The extreme cold and snow across the eastern half of the United States this past winter makes global warming seem laughable. But, paradoxically, the blasts of polar air were fueled in part by planet-warming gases, according to a new paper.
In particular, the gases helped plow heat into the tropical western Pacific Ocean that, in turn, drove the jet stream further north toward the Arctic before it funneled cold, snowy weather over the Midwest and East Coast, explained Tim Palmer, a climate physicist at the University of Oxford in the United Kingdom.

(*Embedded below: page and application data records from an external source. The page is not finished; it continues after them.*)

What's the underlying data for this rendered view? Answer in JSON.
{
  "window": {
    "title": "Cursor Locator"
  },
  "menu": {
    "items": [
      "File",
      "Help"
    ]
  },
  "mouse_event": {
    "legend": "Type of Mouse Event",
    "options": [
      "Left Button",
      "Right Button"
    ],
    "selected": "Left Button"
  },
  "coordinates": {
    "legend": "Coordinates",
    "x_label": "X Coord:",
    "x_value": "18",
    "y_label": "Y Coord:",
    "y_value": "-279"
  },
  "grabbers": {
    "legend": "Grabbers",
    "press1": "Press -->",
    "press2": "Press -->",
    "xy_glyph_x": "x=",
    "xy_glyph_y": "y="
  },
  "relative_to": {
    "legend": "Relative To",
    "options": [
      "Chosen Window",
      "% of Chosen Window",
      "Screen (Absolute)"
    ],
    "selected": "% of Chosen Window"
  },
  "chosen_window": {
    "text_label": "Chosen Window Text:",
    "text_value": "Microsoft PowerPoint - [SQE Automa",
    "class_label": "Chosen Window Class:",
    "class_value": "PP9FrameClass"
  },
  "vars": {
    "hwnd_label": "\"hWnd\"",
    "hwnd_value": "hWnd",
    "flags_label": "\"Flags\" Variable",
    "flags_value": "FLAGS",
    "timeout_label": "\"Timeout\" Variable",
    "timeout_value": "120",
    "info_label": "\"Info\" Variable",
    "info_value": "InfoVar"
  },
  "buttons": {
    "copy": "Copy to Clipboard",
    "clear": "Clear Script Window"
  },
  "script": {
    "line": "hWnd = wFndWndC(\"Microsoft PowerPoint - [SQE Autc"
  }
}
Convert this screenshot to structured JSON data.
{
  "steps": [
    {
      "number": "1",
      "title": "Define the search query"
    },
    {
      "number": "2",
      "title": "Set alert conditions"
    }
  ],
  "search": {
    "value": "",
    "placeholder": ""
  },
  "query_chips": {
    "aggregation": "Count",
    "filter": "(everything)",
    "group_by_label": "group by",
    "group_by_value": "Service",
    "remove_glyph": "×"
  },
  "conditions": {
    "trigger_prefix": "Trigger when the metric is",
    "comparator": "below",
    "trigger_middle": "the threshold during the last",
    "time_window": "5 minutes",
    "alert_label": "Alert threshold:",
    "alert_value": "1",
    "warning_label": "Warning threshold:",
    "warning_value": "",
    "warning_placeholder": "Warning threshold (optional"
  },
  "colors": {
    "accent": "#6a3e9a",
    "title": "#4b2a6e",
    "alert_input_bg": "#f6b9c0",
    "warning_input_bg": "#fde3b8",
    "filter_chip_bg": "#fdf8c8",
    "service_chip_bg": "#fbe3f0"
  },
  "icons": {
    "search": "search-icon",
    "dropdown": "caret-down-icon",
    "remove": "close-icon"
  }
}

The sea surface temperatures in the western Pacific were “probably the warmest ever recorded this past year,” he told NBC News. “In fact, consistent with that, we had these fantastically strong tropical typhoons in the western Pacific, not least Haiyan which broke all records of wind strength.”